My goals have been all over the place. In high school I decided I wanted to learn to speak French well enough that I could go to France by myself and fit in. It took me several years beyond high school to make this happen, but eventually it did. One time, I decided I wanted to get strong enough to bench press my body weight. I told myself that if I could do it, I’d get a tattoo. I did, and I did.
There have been plenty of instances of failure in the goal achieving department. I have yet to knit a complete blanket, and there’s that dissertation that’s missing a few chapters. The thing about even these unrealized goals, though, is that by staking a claim in my consciousness and my day-to-day life, they’ve made possible some of the most meaningful experiences I’ve ever had.
I mention all of this for obvious reasons. I don’t usually make resolutions, but I do like to begin the year with a sense of where I want to direct my attention. This year, one of the things I’ve decided to do is participate in the #spin15aday2018challenge.
Knitting just is. It happens regardless. Sometimes, I might have a goal of tackling a particular technique or completing a special project (looking at you here, blanket), but I don’t need extra motivation to knit any more than I do to breathe.
Spinning is different, though. I enjoy it immensely, and actually knitting with my own handspun . . . Well, that was transformative. The thing is, I tend to get caught up in the particulars. I worry that my yarn isn’t consistent, that the twist of the singles isn’t right for the twist of the ply, that my prep is incomplete or downright wrong, that I’m not treating the fiber in the way it wants to be treated. I’ve vowed to let my hands take over and do it by feel. I’ve also tried measuring every possible variable. Neither approach has felt right enough to be completely satisfying. So, I spin in fits and starts.
About ten thousand people on instagram, apparently.
But anyway . . .
This challenge is a wonderful thing. Many, many of the instagram pics feature dazzling work. There is also quite a community that has developed around the idea. A lot of those who participate are doing the January #wemakeyarn challenge, created by @ThreeWatersFarm and @KnittingSarah. Posters respond to prompts related to their fiber lives with both photos and explanations. The insight this is offering into spinners’ minds and habits is incredible. File it under “feeding the soul,” people. Seriously, follow that hashtag! You won’t be sorry.
But I digress . . . I have committed to trying to spin for at least 15 minutes every day in 2018. It’s been five days, and I’m already a changed spinner. No kidding. This post is getting long, so I won’t go into all of the particulars, but at least this time, with this fiber, I was able to hear it tell me what it wants to be. I had it all wrong initially. Wrong spindle, wrong gauge, all of it. In fifteen minutes a day, with no goal other than spinning fiber for a short time, I learned that I haven’t been listening. I’m starting to think that with spinning, my goal should simply be to spin, at least for now, and see what happens.

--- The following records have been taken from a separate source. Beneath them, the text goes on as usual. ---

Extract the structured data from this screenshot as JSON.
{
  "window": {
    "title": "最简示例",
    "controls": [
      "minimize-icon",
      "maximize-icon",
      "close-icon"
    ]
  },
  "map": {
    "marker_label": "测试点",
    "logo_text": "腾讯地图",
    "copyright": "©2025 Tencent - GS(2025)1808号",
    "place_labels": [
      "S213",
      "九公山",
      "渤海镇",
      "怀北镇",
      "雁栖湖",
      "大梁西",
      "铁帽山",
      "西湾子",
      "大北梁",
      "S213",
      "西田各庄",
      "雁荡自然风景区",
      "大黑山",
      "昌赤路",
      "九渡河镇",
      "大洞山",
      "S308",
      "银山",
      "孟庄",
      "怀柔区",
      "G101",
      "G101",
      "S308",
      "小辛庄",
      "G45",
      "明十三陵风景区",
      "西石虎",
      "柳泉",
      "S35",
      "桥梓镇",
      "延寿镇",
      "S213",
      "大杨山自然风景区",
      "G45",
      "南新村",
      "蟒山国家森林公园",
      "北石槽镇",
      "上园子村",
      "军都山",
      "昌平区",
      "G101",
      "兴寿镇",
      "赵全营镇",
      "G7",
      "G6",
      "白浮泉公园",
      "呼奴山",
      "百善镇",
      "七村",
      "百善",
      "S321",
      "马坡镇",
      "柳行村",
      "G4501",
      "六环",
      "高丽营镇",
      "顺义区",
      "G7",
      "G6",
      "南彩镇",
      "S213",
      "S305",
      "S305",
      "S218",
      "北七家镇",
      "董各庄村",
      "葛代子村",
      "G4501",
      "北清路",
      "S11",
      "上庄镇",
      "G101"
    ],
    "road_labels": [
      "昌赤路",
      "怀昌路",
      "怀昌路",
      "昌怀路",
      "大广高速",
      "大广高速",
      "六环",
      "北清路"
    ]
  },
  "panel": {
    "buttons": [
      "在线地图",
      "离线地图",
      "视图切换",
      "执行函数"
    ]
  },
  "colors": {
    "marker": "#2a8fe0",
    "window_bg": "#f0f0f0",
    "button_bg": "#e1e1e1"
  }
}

These lines from T. S. Eliot’s Little Gidding keep going through my head:
You are not here to verify,Instruct yourself, or inform curiosityOr carry report. You are here to kneelWhere prayer has been valid.
I wonder if sometimes simply showing up where good things have happened before is enough of a goal. I’ll keep you posted.